October is media freedom month in South Africa. This is the second week of our series of articles by prominent journalists reflecting on the state of our profession. Can we claim to be developing a truly South African Journalism? And what exactly is that?

The post-apartheid journalism narrative is, in the main, one of doom and despair. Of a South Africa sinking under the weight of poverty and corruption. There appears to be no noteworthy social achievements. Even when it is difficult to ignore the positives, there is always the “yes, but..” rider.

In this instance the mainstream media in South Africa, follows the model assumed by the major western media houses when it comes to reporting on Africa – a negativity that does not inspire confidence.

From the earliest days of the commercial media in South Africa, it was the Anglo-American model that was held up as the standard. This has been the norm right through to the modern era. Apartheid apologists often pointed out that racial segregation in South Africa preceded 1948 and that racial segregation, and with it the notion of racially superiority, was just a way of life in South Africa.

Even the so-called liberal press fell in line with racially discriminatory practices. Journalists of colour were paid less than their white counterparts, canteens (where they existed) were segregated as were even the toilets.
In South Africa the picture started changing quite drastically in the early 1980s. There was a revolution sweeping through the land. From the major metropoles to the tiniest villages, there was a realisation amongst the oppressed that change was coming.

Whereas in the 1970s the mainstream media could, in the main, under report the mass protests that were brewing in the urban townships, the 80s was another story. Initially the apartheid security forces were able to restrict the protests to the townships and the rural villages. The events were poorly reported in the main newspapers and totally ignored by television. When asked why the newspapers were paying scant attention to what was going on in the surrounding townships, a prominent English speaking editor opined that it was important not to discourage foreign investment with scare stories. And although what was happening in the townships was unfortunate, the reality was that the security forces would soon have everything ‘under control’.

But when it started spilling over into the metropolitan areas and into the suburbs, the situation was difficult to ignore. Hundreds of lives were being lost through the actions of the police. Schooling in Black areas had practically come to a halt. Widespread strike action was the order of the day. And by the time a State of Emergency had been declared, hundreds of people were in detention, including an increasing number of black journalists.

It was at this time that history offered South African journalists the grand opportunity to step forward and take their place alongside those who were championing the cause of freedom and democracy. Sadly, only a few availed themselves. The vast majority of mainstream journalists hid behind that chestnut that dictated; “ The role of journalists is to report (objectively of course) and not to get involved.”

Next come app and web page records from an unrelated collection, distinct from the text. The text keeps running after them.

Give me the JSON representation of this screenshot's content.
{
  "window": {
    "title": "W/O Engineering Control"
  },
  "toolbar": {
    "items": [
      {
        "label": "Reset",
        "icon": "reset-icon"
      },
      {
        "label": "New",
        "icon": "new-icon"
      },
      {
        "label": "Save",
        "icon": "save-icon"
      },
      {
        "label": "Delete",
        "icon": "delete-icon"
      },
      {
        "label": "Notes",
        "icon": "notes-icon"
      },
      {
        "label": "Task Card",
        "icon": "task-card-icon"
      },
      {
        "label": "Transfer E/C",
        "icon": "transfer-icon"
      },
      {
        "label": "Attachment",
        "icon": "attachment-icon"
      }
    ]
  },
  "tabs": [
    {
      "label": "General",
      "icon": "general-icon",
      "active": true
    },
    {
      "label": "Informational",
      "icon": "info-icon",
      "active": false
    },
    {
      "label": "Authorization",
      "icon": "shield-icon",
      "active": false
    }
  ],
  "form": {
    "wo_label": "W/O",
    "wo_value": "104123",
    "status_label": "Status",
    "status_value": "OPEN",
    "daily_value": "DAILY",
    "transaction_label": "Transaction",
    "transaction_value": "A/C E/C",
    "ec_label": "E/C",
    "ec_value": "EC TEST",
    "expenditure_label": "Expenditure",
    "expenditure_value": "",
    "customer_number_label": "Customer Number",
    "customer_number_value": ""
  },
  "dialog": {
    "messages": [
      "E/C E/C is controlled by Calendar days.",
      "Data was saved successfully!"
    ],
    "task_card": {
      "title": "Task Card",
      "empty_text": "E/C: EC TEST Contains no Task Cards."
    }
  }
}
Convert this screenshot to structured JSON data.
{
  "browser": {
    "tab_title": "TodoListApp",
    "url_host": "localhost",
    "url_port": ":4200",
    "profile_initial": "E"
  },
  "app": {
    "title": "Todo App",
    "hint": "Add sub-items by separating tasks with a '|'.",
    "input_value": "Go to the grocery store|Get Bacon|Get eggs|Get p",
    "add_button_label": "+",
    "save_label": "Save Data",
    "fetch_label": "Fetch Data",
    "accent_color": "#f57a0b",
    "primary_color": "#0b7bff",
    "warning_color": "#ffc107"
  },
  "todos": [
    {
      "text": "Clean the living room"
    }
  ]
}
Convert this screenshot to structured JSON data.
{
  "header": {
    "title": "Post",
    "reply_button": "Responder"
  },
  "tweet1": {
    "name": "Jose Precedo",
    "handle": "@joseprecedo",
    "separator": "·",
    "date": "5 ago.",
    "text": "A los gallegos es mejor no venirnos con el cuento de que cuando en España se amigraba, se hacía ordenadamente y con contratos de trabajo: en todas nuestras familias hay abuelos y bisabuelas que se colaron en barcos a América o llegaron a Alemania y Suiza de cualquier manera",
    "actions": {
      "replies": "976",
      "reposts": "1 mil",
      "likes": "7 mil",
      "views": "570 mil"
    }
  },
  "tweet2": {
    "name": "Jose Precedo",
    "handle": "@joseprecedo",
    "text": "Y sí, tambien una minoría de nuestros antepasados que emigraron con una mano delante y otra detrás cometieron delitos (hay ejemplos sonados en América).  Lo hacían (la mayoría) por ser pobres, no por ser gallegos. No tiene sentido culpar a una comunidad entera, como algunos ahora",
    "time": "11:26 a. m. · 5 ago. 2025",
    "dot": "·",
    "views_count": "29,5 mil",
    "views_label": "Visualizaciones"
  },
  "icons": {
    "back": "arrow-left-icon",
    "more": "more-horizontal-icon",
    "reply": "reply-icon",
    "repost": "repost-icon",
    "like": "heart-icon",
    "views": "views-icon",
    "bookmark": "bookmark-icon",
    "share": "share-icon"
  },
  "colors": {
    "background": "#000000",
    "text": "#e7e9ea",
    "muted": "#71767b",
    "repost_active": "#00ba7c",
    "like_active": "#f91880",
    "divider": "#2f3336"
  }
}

The failure of the mainstream media to report truthfully on what was happening in South Africa at the time, created an opportunity for an alternative media to emerge. A media committed to reporting the atrocities inflicted on the majority. A media committed to providing a voice for those silenced by the apartheid state. This was a media less concerned with the petty insecurities of middle class South Africa and more committed to telling the truth of what was really going on in the townships and villages across the country. These publications ranged from single sheet pamphlets to fairly sophisticated full blown newspapers. Many of the people who worked on these publications suffered enormous harassment from the apartheid state apparatus. Detention and imprisonment was the order of the day. But the media workers (as they referred to themselves) would not be deterred.

Post 1994 saw the demise of many of these publications as some members of the alternative media were sucked into office by the post apartheid government structures. Some others succumbed to the lure of the mainstream. The older established newspapers accepted that they had to demonstrate an acceptance of the new order. And so, the complexion of many of the newsrooms changed but not the prevailing norms and practices. The dominant Anglo American paradigm still holds sway. And it is this norm that is taught to our students in many of our tertiary institutions today.
A frequently published media tutor and commentator recently stated, and without the slightest hint of embarrassment; “Before all the hullabaloo, I had never read anything written by Nat Nakasa.”

And there lies the rub. It is what we teach our students that will determine whether the ethos of the future newsroom is going to be any different from that which prevails today. Will we see a journalism that reflects the aspirations of the majority? A journalism more in tune with reality and less concerned with the frailties of the middle-classes.

We can start by prescribing the works of Bloke Modisane and Can Themba, of Alex Le Guma and Ruth First, of Todd Matshikiza and Lewis Nkosi, of Bessie Head and Es’kia Mphalele. There is a whole body of work starting with Sol T Plaatjie and the early pioneers of South African journalism through to the modern era; writings that resonate with the true South African experience.

To change the dominant mindset, we need to seriously engage the media studies curricula of our teaching institutions. We must encourage our young people to seek out the histories of those who came before them.

Editor’s Note: The Pioneers section of our website is aimed at redressing the woeful neglect of our journalism pioneers. It is our contribution towards changing “the dominant mindset”.